**Dataset rows describing interfaces**:
=-=-=

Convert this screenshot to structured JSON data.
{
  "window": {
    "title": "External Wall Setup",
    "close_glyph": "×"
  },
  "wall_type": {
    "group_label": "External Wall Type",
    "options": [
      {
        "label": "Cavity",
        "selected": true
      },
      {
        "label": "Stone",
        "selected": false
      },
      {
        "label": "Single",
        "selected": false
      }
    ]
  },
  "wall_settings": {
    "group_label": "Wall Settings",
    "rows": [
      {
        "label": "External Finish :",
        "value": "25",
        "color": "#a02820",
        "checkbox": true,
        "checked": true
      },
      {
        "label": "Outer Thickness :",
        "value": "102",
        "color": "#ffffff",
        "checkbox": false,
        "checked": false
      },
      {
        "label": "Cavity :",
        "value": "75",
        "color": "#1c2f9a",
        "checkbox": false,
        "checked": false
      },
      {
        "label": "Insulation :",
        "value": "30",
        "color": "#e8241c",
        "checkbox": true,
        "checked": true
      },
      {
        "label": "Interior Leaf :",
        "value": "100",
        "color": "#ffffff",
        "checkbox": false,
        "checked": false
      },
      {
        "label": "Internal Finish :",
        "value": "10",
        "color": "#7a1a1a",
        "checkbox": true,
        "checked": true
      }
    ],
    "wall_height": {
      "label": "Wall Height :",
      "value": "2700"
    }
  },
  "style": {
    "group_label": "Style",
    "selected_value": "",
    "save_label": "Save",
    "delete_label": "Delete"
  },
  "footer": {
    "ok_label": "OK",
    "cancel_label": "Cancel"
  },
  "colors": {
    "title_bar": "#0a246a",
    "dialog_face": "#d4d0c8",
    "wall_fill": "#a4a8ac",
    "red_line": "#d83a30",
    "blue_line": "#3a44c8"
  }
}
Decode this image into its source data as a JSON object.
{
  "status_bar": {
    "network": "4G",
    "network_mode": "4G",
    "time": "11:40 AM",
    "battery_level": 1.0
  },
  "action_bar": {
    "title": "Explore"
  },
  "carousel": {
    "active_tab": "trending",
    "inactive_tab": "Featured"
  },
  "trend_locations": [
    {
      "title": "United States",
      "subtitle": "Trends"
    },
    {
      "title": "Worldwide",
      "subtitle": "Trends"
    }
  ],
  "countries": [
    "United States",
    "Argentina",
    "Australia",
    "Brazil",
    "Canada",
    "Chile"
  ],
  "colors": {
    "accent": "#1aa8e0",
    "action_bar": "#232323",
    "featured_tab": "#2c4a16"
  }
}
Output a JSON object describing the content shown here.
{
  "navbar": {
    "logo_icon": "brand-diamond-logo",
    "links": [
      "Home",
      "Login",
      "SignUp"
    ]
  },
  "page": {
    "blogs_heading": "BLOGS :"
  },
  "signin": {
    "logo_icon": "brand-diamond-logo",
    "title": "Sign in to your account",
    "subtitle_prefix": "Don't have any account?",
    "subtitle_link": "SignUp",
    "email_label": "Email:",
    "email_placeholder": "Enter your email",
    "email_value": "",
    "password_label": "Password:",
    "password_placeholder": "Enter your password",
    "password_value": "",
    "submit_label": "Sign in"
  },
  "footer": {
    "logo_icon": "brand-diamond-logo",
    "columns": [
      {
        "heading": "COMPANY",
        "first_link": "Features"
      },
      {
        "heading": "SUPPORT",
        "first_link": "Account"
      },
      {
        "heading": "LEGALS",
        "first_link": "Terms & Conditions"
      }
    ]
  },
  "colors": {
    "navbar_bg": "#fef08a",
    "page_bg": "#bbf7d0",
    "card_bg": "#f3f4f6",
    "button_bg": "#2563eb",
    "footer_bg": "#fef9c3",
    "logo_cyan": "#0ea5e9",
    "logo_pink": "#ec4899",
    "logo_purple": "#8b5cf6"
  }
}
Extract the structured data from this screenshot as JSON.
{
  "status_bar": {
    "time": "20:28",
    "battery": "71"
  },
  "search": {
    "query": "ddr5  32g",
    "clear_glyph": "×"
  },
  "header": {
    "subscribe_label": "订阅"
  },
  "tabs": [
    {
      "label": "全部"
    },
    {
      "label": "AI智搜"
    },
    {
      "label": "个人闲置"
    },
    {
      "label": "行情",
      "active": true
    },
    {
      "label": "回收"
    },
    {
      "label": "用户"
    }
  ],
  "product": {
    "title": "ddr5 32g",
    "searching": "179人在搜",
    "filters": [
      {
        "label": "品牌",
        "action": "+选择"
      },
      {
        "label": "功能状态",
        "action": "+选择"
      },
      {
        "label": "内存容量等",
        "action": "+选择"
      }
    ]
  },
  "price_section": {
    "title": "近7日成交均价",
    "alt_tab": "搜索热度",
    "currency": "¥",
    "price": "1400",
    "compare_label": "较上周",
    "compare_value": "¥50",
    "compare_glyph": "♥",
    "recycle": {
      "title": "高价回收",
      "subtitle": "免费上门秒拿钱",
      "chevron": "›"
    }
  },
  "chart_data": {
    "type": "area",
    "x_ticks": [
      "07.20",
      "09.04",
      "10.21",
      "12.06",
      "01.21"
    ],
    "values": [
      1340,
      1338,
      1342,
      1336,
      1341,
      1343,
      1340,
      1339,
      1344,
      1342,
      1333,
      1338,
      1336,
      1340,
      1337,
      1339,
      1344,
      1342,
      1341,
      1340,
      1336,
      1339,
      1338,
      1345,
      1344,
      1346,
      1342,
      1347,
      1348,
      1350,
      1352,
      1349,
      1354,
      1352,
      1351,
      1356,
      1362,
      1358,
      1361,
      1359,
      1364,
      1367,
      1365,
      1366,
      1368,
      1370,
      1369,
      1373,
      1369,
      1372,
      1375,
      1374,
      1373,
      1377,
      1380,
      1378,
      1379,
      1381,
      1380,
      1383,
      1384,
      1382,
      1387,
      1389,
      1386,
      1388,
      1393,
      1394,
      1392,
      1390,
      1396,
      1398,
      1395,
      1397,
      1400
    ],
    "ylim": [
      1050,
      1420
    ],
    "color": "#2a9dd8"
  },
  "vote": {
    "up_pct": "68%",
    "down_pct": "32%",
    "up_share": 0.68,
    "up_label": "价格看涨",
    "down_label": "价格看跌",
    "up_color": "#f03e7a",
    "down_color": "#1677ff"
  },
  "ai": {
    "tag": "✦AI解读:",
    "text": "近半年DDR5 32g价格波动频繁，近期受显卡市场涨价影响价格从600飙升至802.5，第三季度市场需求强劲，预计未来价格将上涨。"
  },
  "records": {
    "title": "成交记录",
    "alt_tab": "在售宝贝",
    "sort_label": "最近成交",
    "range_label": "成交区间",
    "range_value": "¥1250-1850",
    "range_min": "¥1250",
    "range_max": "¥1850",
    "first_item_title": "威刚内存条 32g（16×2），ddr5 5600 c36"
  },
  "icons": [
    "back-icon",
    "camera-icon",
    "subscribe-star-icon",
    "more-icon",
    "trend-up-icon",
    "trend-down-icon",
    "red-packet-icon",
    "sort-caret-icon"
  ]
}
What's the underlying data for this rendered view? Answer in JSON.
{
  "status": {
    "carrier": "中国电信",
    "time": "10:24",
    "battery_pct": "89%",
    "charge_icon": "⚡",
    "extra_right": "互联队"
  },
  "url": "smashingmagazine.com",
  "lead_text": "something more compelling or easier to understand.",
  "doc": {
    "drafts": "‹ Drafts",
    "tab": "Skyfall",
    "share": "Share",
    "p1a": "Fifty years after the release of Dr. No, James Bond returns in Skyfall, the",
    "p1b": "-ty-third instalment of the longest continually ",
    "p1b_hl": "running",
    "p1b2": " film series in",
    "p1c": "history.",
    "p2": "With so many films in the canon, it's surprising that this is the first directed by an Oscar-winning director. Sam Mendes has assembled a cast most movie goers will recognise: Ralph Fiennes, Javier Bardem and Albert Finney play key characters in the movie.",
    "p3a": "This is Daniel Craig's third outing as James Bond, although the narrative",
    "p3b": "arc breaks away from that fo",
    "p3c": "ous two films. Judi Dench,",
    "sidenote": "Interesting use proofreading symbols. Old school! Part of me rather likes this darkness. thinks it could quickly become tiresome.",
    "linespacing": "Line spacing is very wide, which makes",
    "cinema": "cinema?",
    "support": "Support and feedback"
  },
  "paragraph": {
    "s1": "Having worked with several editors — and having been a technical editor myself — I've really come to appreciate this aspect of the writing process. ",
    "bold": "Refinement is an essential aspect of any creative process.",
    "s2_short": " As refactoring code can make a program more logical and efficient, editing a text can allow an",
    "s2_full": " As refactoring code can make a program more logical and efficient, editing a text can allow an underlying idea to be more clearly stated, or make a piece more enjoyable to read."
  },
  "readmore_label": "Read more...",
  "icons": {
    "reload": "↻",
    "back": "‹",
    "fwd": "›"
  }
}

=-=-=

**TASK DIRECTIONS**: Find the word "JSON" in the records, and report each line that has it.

**TASK OUTPUT**:
Convert this screenshot to structured JSON data.
Decode this image into its source data as a JSON object.
Output a JSON object describing the content shown here.
Extract the structured data from this screenshot as JSON.
What's the underlying data for this rendered view? Answer in JSON.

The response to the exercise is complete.